The entries should be given again in full. Alter nothing.

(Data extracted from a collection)
□ □ □ □

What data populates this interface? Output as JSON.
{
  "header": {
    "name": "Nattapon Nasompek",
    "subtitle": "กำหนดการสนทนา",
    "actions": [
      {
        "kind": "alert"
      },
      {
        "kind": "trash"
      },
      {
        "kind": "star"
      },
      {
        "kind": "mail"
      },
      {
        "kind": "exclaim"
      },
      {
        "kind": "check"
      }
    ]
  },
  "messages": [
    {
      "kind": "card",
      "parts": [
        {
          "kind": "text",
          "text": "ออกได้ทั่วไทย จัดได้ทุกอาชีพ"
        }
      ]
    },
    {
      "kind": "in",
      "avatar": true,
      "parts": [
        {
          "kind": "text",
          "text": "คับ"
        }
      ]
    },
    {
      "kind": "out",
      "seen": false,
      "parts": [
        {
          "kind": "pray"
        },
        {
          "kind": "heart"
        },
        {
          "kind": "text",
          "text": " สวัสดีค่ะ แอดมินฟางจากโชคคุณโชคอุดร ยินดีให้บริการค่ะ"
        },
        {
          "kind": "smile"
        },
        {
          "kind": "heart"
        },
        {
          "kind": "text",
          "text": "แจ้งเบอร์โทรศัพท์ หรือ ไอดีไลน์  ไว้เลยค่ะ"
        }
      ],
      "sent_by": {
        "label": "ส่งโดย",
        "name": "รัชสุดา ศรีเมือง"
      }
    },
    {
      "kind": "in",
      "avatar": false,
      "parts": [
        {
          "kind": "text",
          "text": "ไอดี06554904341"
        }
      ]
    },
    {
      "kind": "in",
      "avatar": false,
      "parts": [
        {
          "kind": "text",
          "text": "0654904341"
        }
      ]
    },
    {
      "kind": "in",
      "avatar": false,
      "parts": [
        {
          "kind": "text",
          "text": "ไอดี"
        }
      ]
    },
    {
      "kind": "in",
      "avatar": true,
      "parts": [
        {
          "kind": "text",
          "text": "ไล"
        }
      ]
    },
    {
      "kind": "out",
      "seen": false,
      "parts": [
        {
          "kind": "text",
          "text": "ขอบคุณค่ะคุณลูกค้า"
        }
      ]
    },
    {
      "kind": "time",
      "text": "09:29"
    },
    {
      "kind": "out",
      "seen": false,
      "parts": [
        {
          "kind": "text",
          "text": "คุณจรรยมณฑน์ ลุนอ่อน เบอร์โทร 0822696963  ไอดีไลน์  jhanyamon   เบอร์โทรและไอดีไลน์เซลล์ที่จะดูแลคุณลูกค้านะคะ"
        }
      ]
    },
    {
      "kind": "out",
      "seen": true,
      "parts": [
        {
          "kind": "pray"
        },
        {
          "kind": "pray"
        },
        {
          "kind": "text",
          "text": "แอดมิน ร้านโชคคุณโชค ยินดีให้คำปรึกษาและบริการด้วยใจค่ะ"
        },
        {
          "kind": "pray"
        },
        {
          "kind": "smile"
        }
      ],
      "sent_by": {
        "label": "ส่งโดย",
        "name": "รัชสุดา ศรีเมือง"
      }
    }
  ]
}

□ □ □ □

▶ _ANSWER TO THIS TASK_
What data populates this interface? Output as JSON.
{
  "header": {
    "name": "Nattapon Nasompek",
    "subtitle": "กำหนดการสนทนา",
    "actions": [
      {
        "kind": "alert"
      },
      {
        "kind": "trash"
      },
      {
        "kind": "star"
      },
      {
        "kind": "mail"
      },
      {
        "kind": "exclaim"
      },
      {
        "kind": "check"
      }
    ]
  },
  "messages": [
    {
      "kind": "card",
      "parts": [
        {
          "kind": "text",
          "text": "ออกได้ทั่วไทย จัดได้ทุกอาชีพ"
        }
      ]
    },
    {
      "kind": "in",
      "avatar": true,
      "parts": [
        {
          "kind": "text",
          "text": "คับ"
        }
      ]
    },
    {
      "kind": "out",
      "seen": false,
      "parts": [
        {
          "kind": "pray"
        },
        {
          "kind": "heart"
        },
        {
          "kind": "text",
          "text": " สวัสดีค่ะ แอดมินฟางจากโชคคุณโชคอุดร ยินดีให้บริการค่ะ"
        },
        {
          "kind": "smile"
        },
        {
          "kind": "heart"
        },
        {
          "kind": "text",
          "text": "แจ้งเบอร์โทรศัพท์ หรือ ไอดีไลน์  ไว้เลยค่ะ"
        }
      ],
      "sent_by": {
        "label": "ส่งโดย",
        "name": "รัชสุดา ศรีเมือง"
      }
    },
    {
      "kind": "in",
      "avatar": false,
      "parts": [
        {
          "kind": "text",
          "text": "ไอดี06554904341"
        }
      ]
    },
    {
      "kind": "in",
      "avatar": false,
      "parts": [
        {
          "kind": "text",
          "text": "0654904341"
        }
      ]
    },
    {
      "kind": "in",
      "avatar": false,
      "parts": [
        {
          "kind": "text",
          "text": "ไอดี"
        }
      ]
    },
    {
      "kind": "in",
      "avatar": true,
      "parts": [
        {
          "kind": "text",
          "text": "ไล"
        }
      ]
    },
    {
      "kind": "out",
      "seen": false,
      "parts": [
        {
          "kind": "text",
          "text": "ขอบคุณค่ะคุณลูกค้า"
        }
      ]
    },
    {
      "kind": "time",
      "text": "09:29"
    },
    {
      "kind": "out",
      "seen": false,
      "parts": [
        {
          "kind": "text",
          "text": "คุณจรรยมณฑน์ ลุนอ่อน เบอร์โทร 0822696963  ไอดีไลน์  jhanyamon   เบอร์โทรและไอดีไลน์เซลล์ที่จะดูแลคุณลูกค้านะคะ"
        }
      ]
    },
    {
      "kind": "out",
      "seen": true,
      "parts": [
        {
          "kind": "pray"
        },
        {
          "kind": "pray"
        },
        {
          "kind": "text",
          "text": "แอดมิน ร้านโชคคุณโชค ยินดีให้คำปรึกษาและบริการด้วยใจค่ะ"
        },
        {
          "kind": "pray"
        },
        {
          "kind": "smile"
        }
      ],
      "sent_by": {
        "label": "ส่งโดย",
        "name": "รัชสุดา ศรีเมือง"
      }
    }
  ]
}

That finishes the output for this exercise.